> What this task involves
The result should be every line in the data below that carries the string "Nantucket".

> Given records

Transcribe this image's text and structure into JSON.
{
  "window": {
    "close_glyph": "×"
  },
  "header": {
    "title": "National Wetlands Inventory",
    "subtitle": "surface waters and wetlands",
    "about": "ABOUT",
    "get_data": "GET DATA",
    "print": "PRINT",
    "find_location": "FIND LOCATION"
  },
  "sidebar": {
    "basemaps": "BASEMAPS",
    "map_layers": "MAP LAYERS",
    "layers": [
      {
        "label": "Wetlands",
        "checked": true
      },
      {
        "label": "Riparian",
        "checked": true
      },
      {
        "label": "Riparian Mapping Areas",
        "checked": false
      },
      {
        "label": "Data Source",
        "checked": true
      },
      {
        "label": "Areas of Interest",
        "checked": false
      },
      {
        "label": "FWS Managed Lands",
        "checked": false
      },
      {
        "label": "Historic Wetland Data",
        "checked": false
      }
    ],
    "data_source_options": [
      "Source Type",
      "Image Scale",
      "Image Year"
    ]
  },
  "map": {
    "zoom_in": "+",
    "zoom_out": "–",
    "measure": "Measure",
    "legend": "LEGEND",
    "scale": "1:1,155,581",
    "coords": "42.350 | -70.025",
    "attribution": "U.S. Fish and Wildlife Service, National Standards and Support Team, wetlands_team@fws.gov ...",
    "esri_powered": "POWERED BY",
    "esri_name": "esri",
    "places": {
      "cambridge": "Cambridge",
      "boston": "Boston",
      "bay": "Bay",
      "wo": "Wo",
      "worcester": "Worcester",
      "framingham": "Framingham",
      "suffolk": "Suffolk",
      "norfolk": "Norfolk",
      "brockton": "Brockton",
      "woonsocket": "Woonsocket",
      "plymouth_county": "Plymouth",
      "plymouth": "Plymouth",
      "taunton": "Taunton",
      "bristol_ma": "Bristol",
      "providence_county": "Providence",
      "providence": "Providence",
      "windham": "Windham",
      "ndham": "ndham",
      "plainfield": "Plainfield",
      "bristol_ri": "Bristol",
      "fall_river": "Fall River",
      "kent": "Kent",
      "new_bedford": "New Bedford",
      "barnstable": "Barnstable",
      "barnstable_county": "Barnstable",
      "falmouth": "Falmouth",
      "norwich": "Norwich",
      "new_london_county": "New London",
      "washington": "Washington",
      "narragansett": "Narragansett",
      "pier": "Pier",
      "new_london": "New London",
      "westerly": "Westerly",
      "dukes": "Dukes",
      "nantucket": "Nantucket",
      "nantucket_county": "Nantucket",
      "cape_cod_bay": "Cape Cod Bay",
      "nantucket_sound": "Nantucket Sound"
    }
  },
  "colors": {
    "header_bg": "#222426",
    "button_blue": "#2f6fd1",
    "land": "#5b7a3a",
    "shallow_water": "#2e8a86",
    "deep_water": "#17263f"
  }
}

> Written answer
      "nantucket": "Nantucket",
      "nantucket_county": "Nantucket",
      "nantucket_sound": "Nantucket Sound"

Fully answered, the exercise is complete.